Updated from 3:45 p.m. EDT
A Texas jury decided Friday that
was responsible for the death of a 71-year-old man who had taken the drugmaker's blockbuster painkiller Vioxx.
The jury found that the family of Leonel Garza deserved $7 million in compensatory damages and also hit Merck with $25 million in punitive damages. Garza died of a heart attack in 2001.
Texas law will limit the punitive award to $750,000 because the plaintiffs didn't prove any economic damage, Merck said. The case was the sixth Vioxx trial in which a verdict has been reached. Merck has prevailed in three cases and lost the other three.
Not surprisingly, Merck said it was disappointed in the jury verdict. The company plans to appeal both the compensatory and punitive damages awards.
"We have strong points to raise on appeal and are hopeful that the appeals process will correct this verdict," Kenneth Frazier, Merck's general counsel, said in a statement. "Merck is in this for the long term. We have the resources and the resolve to address these cases, one by one, over many years."
Merck, based in Whitehouse Station, N.J., pulled Vioxx from the market in September 2004 after a study showed it could be linked to the increased risk of cardiovascular problems if it was taken for more than 18 months.

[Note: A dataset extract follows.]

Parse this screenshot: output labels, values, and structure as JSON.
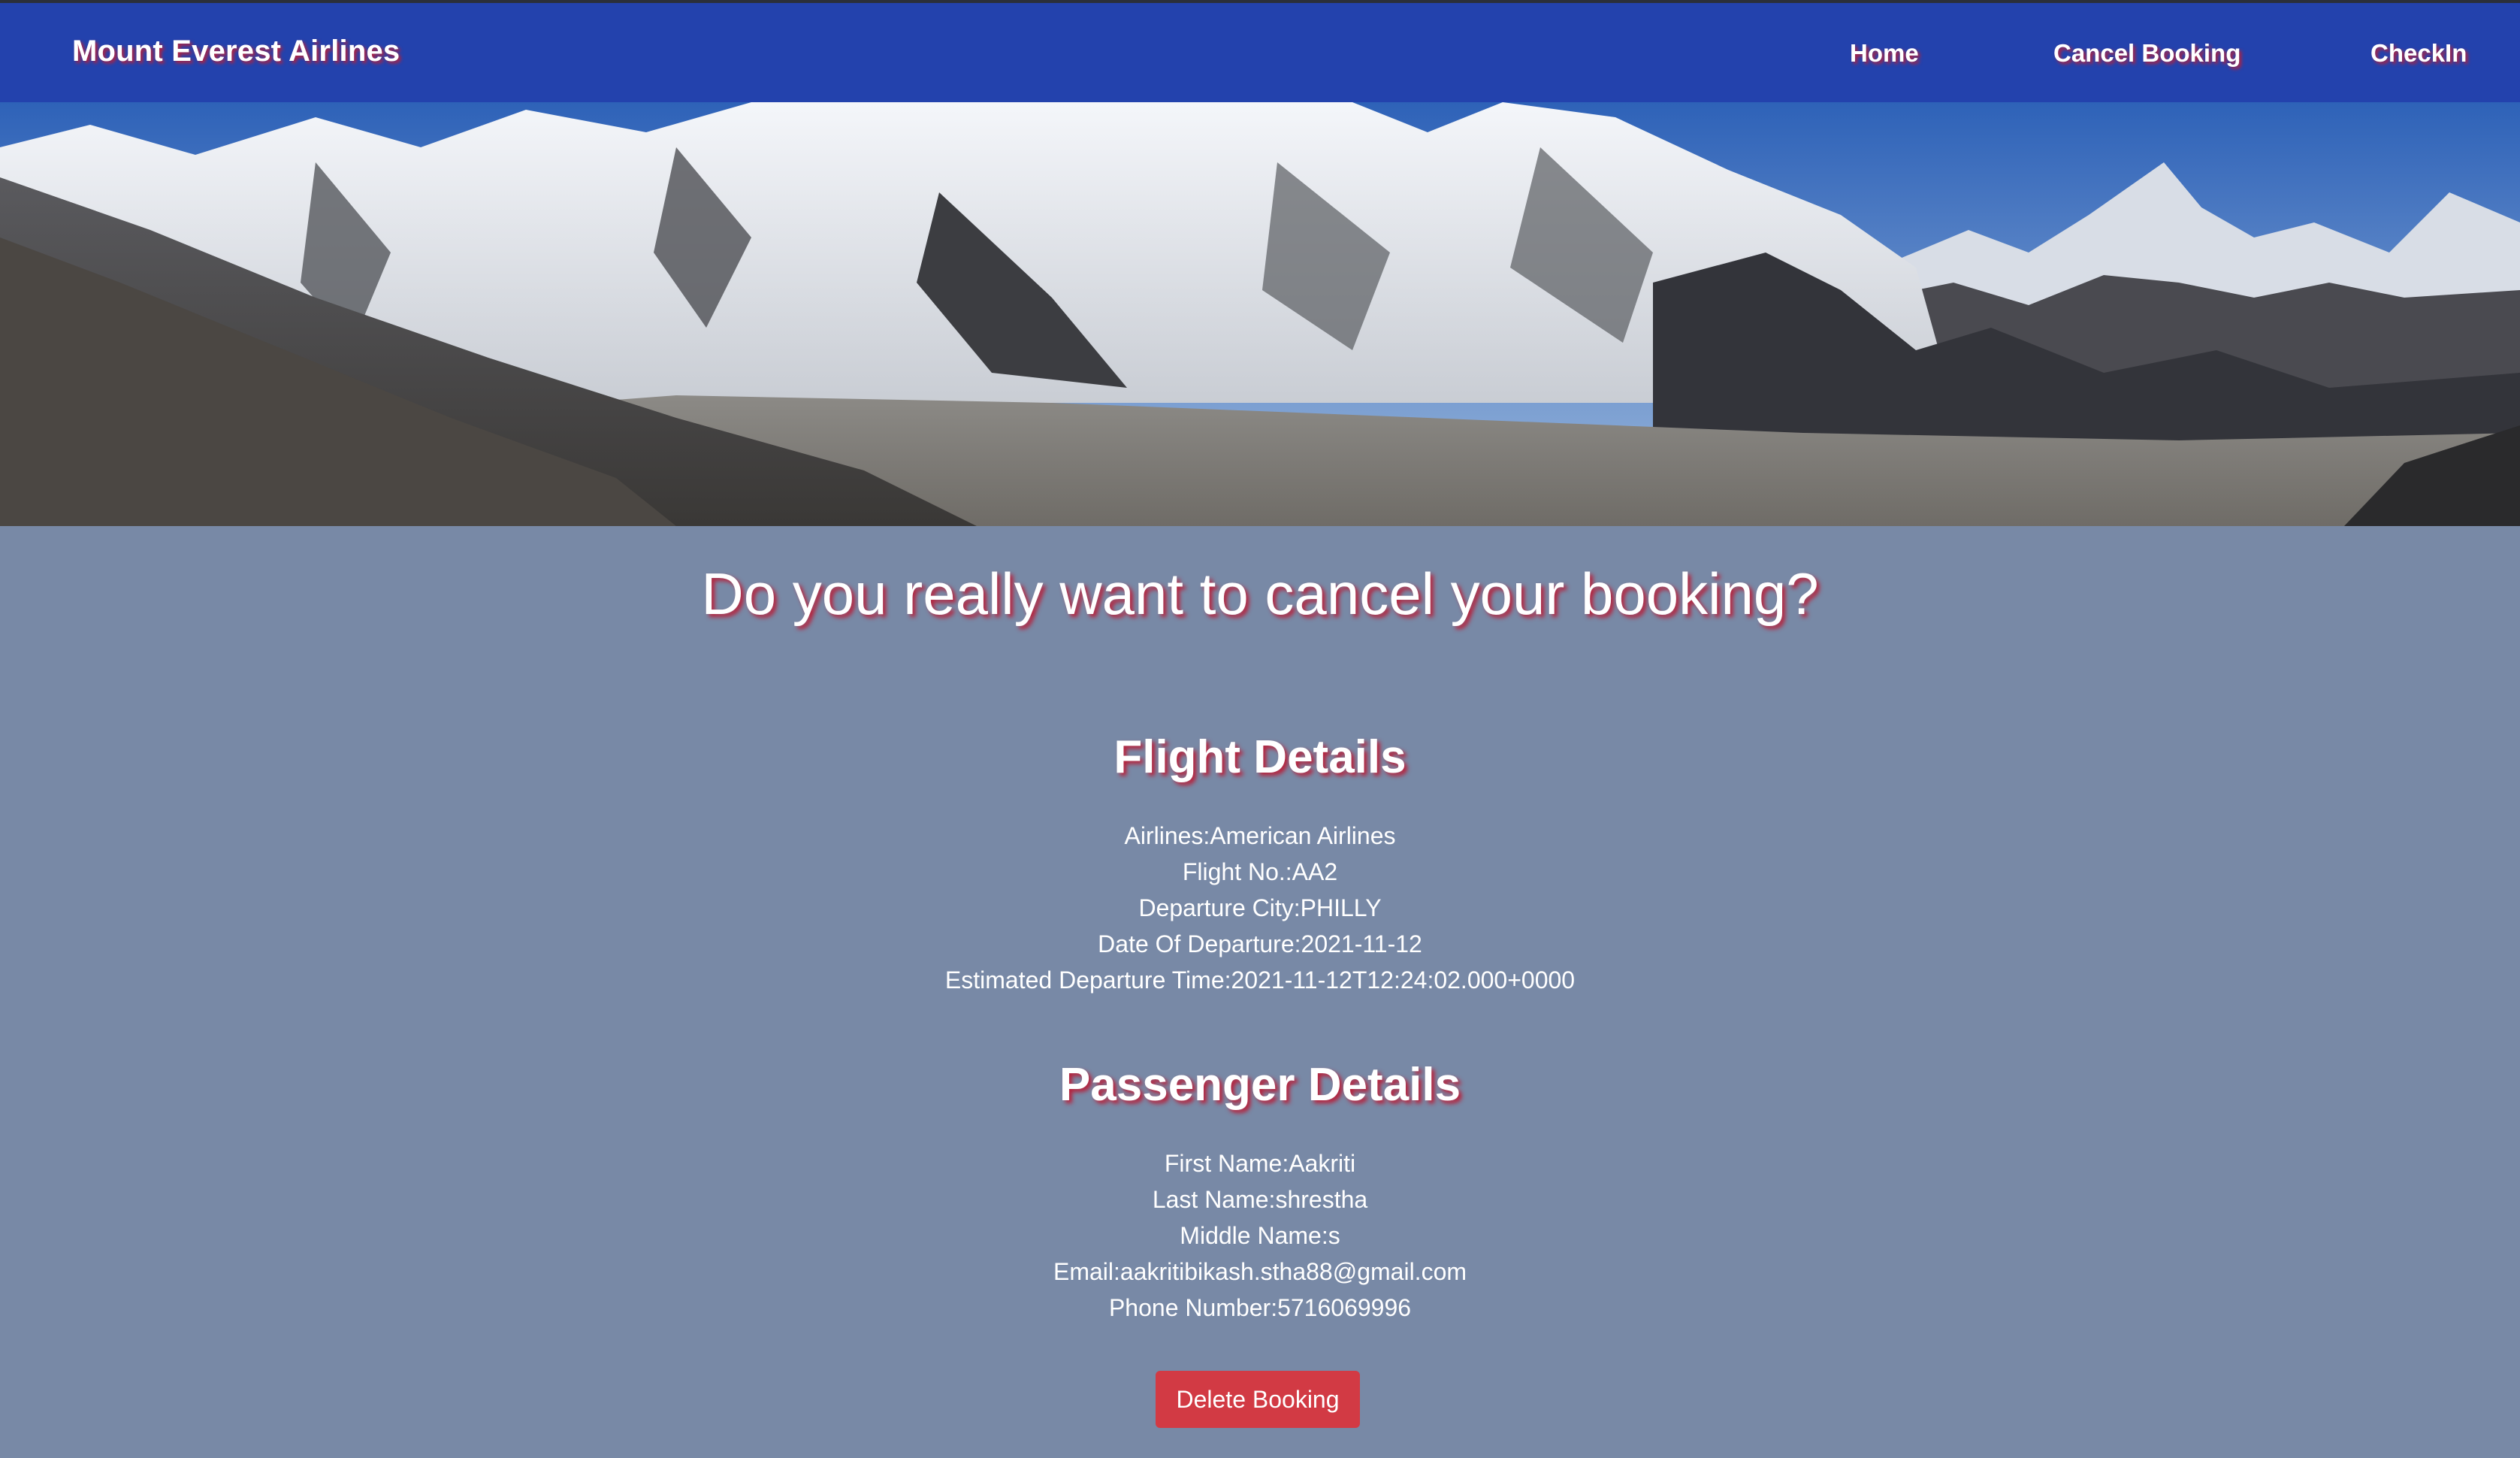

Attorneys for Merck contended that Garza's fatal heart attack wasn't caused by the drug.
"There is simply no reliable scientific evidence that Vioxx caused Leonel Garza Sr.'s heart attack," Richard Josephson of Baker Botts, the lead attorney for Merck's defense team, said in a statement. "It is also clear that Merck provided to the U.S. Food and Drug Administration all required information about Vioxx. There was no evidence that Merck acted with gross neglect, and under Texas law that means punitive damages should not have been awarded."
Shares of Merck closed down 26 cents, or 0.7%, at $34.74.
Merck said testimony during the trial showed that Garza had heart disease for more than two decades, had a heart attack in 1981 and underwent quadruple-bypass surgery four years later. Garza was also a cigarette smoker.
"The case was tried in the Rio Grande Valley, described as a 'Plaintiff's Paradise' by the
and cited as the nation's most difficult jurisdiction for corporate defendants by the American Tort Reform Association," Merck said. Judge Alex W. Gabert presided over the case.
The company said the only known documentary evidence shows that Garza took Vioxx for no more than a week. The lawyers for his family said he took the drug for nearly a month. The Garza verdict was read five years to the day that he died.
Merck has said it will fight each case individually, and Frazier repeated that position on a conference call after the verdict became known. Merck said Thursday, when it
reported its quarterly earnings, that as of March 31 it was named in about 11,500 lawsuits in which roughly 23,350 plaintiff groups are alleging that personal injuries resulted from the use of Vioxx.
The company is also a defendant in around 190 supposed class actions claiming personal injuries or economic loss.
Josephson said on the call that he believes the Garza verdict will be thrown out. Frazier said he was satisfied with the company's record thus far in the six trials. He emphasized that even the cases Merck has lost are still in the early stages of litigation because they've only been decided at the verdict stage and haven't yet been through the appeals process.